Wednesday, January 18, 2012

The Color of Spinach

If you watch the classic cartoon network Boomerang, you've probably seen the bumper featuring a Popeye cartoon in which our sailor-hero is trying to put his four nephews to bed, except that as soon as Popeye leaves the room, they leap up and keep playing a raucous Dixieland-style tune. The slamming of the bedroom door and the snoring of the nephews is integrated into the rhythm of the song, which is executed with whip-crack timing; it's a truly delirious piece of work.

I had been fortunate enough to see this entire episode on Boomerang once, which features the nephews - Poopeye, Pipeye, Pupeye and Peepeye - playing music on whatever is handy, including a radiator, a hot water bottle, a pair of suspenders, etc. Recently I found a collection of Popeye classics on Netflix, which my son Mark (who would rather watch a Popeye cartoon from 1938 than a lot of the cruddy cartoons they're making today) and I began watching together. When I noticed there was an installment titled "Me Musical Nephews," I got excited, figuring this had to be the one. And it was, except... it was in black and white.

I knew the first time I had seen this, it was in color. The Boomerang 30-second bumper, obviously, was in color. Yet it was also obviously the same cartoon. Did someone colorize it? Was the Netflix version taped off a black-and-white broadcast from Channel 32 in 1966?

It turns out that "Me Musical Nephews," which was released in 1942, was remade, shot for shot, in 1950 as "Riot in Rhythm." (As an aside, 1942 seems awfully late to be releasing black-and-white cartoons, but that's what IMDB says.) I've watched both of them, and I'm sure they didn't just color in the cels from the first version; there are small, subtle differences. For instance, in "Nephews," Popeye stomps a radio, then crushes the tubes that were inside it; in "Rhythm," there are no tubes inside that radio.

But the scenarios, dialogue, everything is pretty much the same. You'd have to watch them back-to-back to notice any difference. Which brings up the question: Did the animators really re-create an entire seven-minute cartoon from scratch? Did they at least reuse the soundtrack, which is nothing short of incredible? I feel sorry for them, at this late date, if they had to re-record all that music.

And of course, the big question is, how often did this happen? Were other B&W cartoons remade in color? I am hardly enough of a cartoon expert to answer that. But I do know that if you're going to make new versions of black-and-white cartoons, "Me Musical Nephews" is a good place to start.

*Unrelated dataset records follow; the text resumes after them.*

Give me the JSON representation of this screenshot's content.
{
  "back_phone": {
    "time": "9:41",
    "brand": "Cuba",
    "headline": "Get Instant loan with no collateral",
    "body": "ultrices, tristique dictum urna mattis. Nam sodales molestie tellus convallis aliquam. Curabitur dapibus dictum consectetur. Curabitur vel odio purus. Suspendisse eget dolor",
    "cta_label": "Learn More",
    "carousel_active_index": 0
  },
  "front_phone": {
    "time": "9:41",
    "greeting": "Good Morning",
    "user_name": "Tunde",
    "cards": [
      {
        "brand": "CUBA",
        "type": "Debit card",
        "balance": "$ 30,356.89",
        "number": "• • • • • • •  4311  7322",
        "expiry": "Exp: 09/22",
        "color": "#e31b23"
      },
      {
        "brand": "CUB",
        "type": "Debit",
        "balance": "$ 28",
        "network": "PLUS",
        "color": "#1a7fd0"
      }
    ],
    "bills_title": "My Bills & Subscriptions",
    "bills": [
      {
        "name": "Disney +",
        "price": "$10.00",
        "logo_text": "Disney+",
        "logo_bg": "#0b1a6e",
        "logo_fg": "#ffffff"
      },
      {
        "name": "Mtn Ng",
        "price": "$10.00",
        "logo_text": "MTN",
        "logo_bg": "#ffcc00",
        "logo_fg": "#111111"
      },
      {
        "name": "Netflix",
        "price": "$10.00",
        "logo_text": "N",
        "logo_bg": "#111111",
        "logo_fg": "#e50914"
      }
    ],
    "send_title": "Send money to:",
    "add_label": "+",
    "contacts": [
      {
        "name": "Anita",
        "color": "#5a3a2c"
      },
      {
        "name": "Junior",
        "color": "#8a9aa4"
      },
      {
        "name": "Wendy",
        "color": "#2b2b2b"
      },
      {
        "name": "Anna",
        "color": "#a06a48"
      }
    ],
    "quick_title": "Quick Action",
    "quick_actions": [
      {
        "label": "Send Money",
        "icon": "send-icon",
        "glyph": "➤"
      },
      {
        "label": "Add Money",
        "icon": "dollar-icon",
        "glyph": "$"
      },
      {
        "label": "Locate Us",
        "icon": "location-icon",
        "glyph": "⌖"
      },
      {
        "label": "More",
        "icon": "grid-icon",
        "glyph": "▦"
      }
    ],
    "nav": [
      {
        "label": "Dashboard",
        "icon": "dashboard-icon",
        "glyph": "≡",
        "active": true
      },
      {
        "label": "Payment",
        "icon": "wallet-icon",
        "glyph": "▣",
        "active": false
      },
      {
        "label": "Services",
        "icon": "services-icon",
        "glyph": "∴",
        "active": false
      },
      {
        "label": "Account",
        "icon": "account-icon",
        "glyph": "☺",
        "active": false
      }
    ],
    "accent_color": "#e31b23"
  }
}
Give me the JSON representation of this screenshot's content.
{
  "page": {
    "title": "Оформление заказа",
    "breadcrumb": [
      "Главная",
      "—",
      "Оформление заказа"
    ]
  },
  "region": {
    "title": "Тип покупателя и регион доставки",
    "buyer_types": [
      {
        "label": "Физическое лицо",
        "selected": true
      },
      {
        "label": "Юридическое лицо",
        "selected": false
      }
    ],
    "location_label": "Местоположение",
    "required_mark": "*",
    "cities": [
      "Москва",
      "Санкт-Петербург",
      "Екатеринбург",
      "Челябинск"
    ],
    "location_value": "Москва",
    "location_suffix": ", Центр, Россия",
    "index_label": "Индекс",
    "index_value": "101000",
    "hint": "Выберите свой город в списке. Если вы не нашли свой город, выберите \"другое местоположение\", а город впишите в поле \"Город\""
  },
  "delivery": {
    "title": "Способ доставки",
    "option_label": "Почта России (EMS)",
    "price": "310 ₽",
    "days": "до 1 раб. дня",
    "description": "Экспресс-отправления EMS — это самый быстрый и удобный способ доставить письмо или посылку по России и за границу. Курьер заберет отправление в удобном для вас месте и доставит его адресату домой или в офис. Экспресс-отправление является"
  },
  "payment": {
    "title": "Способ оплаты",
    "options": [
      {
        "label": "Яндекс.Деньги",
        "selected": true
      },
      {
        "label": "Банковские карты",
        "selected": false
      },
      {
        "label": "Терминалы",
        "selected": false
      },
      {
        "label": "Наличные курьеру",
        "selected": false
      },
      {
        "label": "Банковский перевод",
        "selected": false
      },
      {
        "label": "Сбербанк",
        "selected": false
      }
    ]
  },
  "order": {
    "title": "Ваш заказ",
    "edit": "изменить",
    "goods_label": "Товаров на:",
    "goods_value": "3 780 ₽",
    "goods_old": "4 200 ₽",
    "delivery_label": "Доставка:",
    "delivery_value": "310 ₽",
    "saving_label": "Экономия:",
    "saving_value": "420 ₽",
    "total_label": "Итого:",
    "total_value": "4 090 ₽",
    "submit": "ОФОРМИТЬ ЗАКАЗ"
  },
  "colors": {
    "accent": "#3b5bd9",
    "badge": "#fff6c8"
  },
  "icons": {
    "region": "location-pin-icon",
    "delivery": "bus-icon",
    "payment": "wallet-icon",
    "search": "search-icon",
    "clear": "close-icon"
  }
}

I know you don't want to watch a B&W cartoon, so here's "Riot in Rhythm." You'll never know the difference.

1 comment:

  1. There exists 2 different color versions of "Me Musical Nephews". The earliest, "Riot In Rhythm," was not a word-for-word, shot-for-shot recreation, but does feature the same type of plot and some animation recycled from "Me Musical Nephews". You may also notice the music and voices are different if you listen carefully. The later version, the one you probably witnessed on Boomerang, the same one used in the bumper as well, comes from the late 80s. While Ted Turner was in the midst of computer colorizing black and white films, he apparently was too cheap to do the same for cartoons at the time, so when he got a hold of the Popeye library, the cartoons were sent to Korean animators for them to trace over (lazily) and color each cel and background of the original, which proved to be a downgrade especially in the Fleischer Studios Popeyes that had rotating model backgrounds; in the color versions they are reduced to still paintings, which also causes some errors in timing. But I digress, the point is this late 80s colorization, done for TV, whereas "Riot In Rhythm" was done for theaters, was exactly the same as "Me Musical Nephews," from the titles to the soundtrack. The obvious difference is that the black and white version has more detailed animation.